History of direct democracy in Kansas
The movement to establish the initiative process in Kansas was well under way by 1900, when the Democratic and Populist parties in the state endorsed the idea. In 1909, initiative supporters won approval of their amendment in the state’s lower house but were defeated in the state senate.
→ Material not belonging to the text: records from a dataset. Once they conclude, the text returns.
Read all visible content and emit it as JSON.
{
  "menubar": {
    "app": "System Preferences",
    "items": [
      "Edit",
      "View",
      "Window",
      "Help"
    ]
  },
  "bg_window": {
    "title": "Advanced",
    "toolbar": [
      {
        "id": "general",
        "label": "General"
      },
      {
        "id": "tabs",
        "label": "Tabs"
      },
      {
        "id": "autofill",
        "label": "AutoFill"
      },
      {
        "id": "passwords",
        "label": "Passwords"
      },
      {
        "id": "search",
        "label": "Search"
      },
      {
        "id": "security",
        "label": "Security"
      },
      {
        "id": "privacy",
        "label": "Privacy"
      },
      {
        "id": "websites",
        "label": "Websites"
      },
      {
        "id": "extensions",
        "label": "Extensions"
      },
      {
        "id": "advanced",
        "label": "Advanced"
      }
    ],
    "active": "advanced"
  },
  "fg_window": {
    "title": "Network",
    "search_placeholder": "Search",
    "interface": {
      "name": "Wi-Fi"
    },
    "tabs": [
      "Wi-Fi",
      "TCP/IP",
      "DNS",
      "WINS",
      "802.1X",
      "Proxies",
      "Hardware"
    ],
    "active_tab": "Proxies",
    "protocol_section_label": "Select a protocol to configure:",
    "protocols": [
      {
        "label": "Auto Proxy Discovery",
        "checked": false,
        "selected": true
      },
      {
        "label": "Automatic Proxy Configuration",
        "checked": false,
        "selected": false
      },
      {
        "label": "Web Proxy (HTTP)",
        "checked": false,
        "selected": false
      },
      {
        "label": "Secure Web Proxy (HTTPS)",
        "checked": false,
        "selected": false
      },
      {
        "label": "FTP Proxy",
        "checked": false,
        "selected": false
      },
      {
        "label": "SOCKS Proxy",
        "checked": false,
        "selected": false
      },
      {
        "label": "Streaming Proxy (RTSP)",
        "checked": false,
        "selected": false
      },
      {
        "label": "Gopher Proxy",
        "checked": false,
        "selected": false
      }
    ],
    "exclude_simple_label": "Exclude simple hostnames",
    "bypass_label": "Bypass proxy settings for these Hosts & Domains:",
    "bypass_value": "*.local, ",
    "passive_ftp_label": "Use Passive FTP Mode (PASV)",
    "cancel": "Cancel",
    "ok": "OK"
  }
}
In 1911 Governor W. R. Stubbs called for the enactment of an I&R amendment, and by 1913 all the state’s major parties had endorsed it, including Kansas’ first state conference of women voters. The nationally known progressive leader William Allen White of Emporia was called Kansas’ “foremost champion of Direct Legislation” in a contemporary periodical. Despite all this support, I&R advocates never succeeded in passing a statewide I&R amendment. However, they did push through the legislature a bill establishing I&R in all Kansas cities in 1909, and a statewide recall amendment in 1914.